Last week I found myself in the middle of a huge conspiracy. Visiting the Languedoc part of France, now renamed Cathar Country by clever tourism people, I climbed a hazardous mountain path to the ruined castle of Peyrepertuse and found myself in the setting for Kate Mosse's bestseller Labyrinth.
I don't believe in the conspiracy theories about the Holy Grail. I tend to think such a big story wouldn't really have been kept secret for two thousand years. Even if true, I'm not that interested. Nevertheless Mosse writes a gripping narrative and brings alive a dramatic period in medieval French history.
I first came across Ms Mosse as the writer of the book accompanying the BBC TV documentary series which went behind the scenes at the Royal Opera House. I found that a gripping read too.
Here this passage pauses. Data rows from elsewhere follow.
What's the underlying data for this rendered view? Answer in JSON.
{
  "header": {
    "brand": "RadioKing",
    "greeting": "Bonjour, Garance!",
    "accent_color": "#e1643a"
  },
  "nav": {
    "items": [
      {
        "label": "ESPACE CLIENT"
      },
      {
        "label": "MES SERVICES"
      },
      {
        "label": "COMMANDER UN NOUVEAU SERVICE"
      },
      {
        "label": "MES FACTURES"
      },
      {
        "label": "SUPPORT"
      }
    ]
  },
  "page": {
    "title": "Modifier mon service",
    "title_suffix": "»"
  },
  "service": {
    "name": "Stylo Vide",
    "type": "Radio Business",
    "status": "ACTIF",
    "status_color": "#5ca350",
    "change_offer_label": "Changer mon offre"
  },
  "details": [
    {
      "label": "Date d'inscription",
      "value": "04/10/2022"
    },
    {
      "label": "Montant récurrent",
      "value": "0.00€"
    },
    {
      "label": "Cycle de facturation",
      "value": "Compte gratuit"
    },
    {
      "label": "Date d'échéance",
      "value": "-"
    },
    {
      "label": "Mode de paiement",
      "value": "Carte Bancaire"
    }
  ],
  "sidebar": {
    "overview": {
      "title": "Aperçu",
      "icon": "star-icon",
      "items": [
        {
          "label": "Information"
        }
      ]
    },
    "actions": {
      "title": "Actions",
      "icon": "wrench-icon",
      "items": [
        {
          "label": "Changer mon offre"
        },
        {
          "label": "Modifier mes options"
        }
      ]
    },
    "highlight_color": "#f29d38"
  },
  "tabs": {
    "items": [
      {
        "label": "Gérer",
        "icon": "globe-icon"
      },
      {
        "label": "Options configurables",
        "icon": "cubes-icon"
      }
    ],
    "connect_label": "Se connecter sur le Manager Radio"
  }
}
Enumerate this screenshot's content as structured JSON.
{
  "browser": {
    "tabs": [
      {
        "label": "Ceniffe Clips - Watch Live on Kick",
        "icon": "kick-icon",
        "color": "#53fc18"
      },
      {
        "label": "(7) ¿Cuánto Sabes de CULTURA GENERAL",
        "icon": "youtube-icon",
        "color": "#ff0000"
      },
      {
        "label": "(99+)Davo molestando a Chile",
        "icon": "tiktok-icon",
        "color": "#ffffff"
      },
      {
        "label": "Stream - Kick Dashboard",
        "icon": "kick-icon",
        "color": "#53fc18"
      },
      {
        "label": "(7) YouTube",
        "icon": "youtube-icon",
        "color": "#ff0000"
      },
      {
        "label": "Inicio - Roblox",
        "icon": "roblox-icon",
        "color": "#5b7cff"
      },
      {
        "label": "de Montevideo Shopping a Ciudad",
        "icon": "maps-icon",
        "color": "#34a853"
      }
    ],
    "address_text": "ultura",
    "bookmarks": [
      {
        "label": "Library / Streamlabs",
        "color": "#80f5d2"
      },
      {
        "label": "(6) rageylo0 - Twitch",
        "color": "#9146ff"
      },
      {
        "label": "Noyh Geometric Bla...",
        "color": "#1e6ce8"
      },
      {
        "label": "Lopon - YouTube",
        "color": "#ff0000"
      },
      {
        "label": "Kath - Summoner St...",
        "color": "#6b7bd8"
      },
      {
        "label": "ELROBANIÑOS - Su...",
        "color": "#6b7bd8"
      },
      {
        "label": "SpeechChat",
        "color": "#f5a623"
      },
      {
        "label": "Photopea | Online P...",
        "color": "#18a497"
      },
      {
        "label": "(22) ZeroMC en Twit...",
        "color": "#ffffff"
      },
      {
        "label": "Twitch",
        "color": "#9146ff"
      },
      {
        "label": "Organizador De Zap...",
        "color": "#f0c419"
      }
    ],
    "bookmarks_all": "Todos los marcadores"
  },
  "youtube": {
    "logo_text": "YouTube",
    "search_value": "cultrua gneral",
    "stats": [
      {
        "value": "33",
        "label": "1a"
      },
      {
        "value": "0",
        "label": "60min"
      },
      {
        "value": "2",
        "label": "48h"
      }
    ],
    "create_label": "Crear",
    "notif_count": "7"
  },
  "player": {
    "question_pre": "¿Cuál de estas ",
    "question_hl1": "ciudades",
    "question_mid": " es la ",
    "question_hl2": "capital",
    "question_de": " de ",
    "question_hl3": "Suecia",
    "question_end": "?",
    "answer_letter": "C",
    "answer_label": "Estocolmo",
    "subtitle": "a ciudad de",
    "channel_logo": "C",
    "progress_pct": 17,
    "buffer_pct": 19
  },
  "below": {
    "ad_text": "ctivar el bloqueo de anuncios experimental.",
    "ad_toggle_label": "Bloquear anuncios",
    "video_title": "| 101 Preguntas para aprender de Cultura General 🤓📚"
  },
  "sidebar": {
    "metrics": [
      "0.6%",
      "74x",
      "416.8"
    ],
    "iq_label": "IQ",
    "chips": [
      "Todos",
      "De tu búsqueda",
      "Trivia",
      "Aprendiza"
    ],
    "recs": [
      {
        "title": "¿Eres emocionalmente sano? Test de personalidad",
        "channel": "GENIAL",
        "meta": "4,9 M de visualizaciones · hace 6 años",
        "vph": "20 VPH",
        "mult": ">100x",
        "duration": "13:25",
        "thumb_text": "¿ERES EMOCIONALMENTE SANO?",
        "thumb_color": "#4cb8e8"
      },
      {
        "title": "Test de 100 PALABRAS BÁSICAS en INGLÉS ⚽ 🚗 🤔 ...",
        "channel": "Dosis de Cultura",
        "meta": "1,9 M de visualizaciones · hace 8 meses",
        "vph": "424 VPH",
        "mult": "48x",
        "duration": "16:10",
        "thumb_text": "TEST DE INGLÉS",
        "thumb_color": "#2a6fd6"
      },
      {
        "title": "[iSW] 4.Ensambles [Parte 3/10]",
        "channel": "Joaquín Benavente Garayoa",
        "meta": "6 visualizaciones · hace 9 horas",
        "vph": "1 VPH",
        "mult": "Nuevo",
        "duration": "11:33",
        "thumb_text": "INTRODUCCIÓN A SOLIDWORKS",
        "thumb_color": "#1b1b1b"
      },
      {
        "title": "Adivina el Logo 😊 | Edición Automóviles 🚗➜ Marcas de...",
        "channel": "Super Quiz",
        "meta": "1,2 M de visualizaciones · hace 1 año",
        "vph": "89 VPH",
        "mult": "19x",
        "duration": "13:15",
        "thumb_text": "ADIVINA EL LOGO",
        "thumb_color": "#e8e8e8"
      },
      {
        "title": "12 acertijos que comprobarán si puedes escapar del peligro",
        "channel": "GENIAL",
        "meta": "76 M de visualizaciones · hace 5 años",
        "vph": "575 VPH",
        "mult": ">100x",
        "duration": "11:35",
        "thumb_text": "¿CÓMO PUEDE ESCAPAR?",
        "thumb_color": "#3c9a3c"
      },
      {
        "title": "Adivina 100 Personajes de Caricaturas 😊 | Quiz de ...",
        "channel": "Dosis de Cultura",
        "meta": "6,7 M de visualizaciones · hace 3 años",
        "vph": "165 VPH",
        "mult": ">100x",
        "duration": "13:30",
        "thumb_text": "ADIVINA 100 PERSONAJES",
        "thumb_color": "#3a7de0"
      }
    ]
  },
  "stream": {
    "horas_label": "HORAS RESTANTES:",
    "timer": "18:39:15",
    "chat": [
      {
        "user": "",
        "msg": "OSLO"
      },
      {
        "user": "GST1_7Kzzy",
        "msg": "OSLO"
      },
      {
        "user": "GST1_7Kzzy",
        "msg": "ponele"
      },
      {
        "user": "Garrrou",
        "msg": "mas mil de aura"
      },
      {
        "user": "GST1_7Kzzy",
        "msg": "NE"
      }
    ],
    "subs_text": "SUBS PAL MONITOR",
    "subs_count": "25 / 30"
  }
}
Where the book generated light, the TV series preferred the heat of conflict and confrontation including a memorable occasion when a frustrated marketing person broke his phone which, as I recall, was not even worthy of a mention in the book.
I actually helped publish Ms Mosse's most recent non-fiction work- a history of 50 years of Chichester Festival Theatre. The book was crowdfunded by the publisher Unbound and I was one of the crowd. Given it's probably my favourite producing theatre, I decided to put up £20. There was no risk. The funds were raised so I got a copy of the book with my name in it, but if there hadn't been enough subscribers, I would have kept my £20.
This is nothing new. I have a set of leather bound works of Shakespeare from the mid nineteenth century which were published by subscription periodically as and when sufficient money was raised. Clearly it wasn't an entire success as there are no Roman Plays!
This year, for the first time I think, a West End musical was partly crowdfunded. Through the Seedrs website, The Pajama Game, which I saw and loved at Chichester, raised £200,000. Theatre is a risky investment. I once asked a well known and successful West End producer whether I should put money into one his productions. 'Only if you are prepared to lose it,' was his candid reply. However, unlike the usual situation where the smallest amount you can put in might be £3000, you could have been an investor in The Pajama Game for as little as £10. A better bet than the Lottery, I suspect, and a lot more exciting.
Thousands of entrepreneurs with good ideas are now looking to the great mass of small investors rather than one big venture capitalist to help them launch or expand a product. Many musicians, writers, filmmakers and artists are looking to fans to help them get their work made. For the entrepreneurs and artists, it's a way to get around an establishment that can be risk averse and limited in vision. For you and me, it can be a fun way to put a small amount of spare cash into supporting something we like.
We can all be dragons now.